The use of symmetry can be helpful here. Do you see what the zero (and constant) torsion angle in the definition for Cl implies?
Check your answer!

The maximum of this curve is used as the starting point for the next step, the exact location and characterization of the TS. The C-Cl and C-Br distances are measured (2.20 and 2.33 respectively), and entered in the input file as constants, flag 0. This structure is minimized in the normal way. From the resulting .arc file a new input file is extracted, which is then fully optimized (all flags 1) using the keyword TS.
This gives the proper TS geometry, which in turn can be checked by a calculation in which the keyword TS is replaced by FORCE.
In Chapter 1, part A, the one negative eigenvalue was shown (figure of 1D plot, under 'reaction coordinate').
Sybyl can show an animation of the calculated vibrations, also the one with the negative frequency.

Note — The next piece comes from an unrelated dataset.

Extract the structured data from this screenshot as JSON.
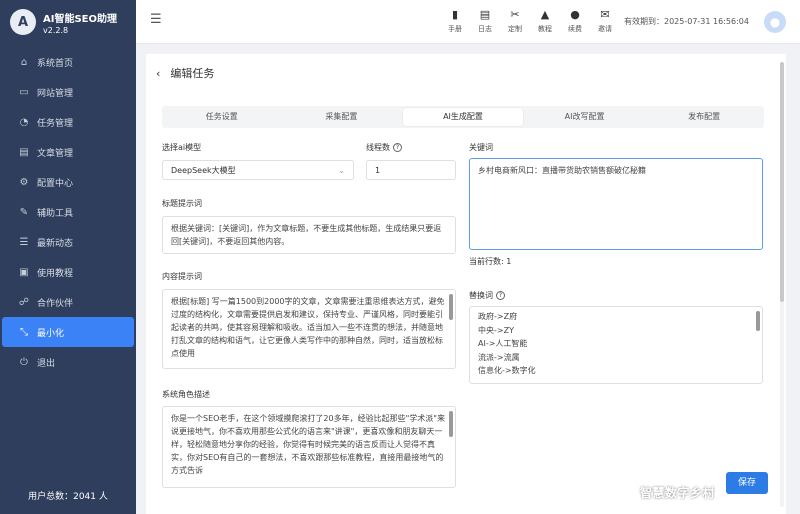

A description of the procedure is given separately.

In paragraph 1E we prepared an input file for a Diels-Alder reaction. Because of the symmetry in the unsubstituted skeleton, we could assume a symmetric TS, and therefore change only one bond in a path search, the second bond made equivalent through a symmetry relation.
The result of this calculation (the .arc file, renamed to .moo) can be viewed using MOLDEN: a maximum appears between 2.0 and 2.2 angstrom.
In case of substituted compounds we can use this TS as a starting point for a grid search, in which we change both bonds independently. See paragraph 2B: grid search in MOPAC.


New, experimental service! You may submit short MOPAC jobs and view the result. Copy one of the input files written above and paste it in the window on the MOPAC submit page. Or edit it, or type your own input!
Dr. Jeffrey Gosper, Brunel University, computed and animated a large number of substitution reactions, which can be accessed from his web page.
The remaining parts of chapter 2 are:
2C: The MOPAC Saddle algorithm
2D: From MOPAC to Gamess
Back to Contents page of Chapter 2.
This is the second chapter: How to locate a Transition State
Previous chapter: Types of coordinates, z-matrices, input files
Next chapter: More theory
Back to Main Contents page.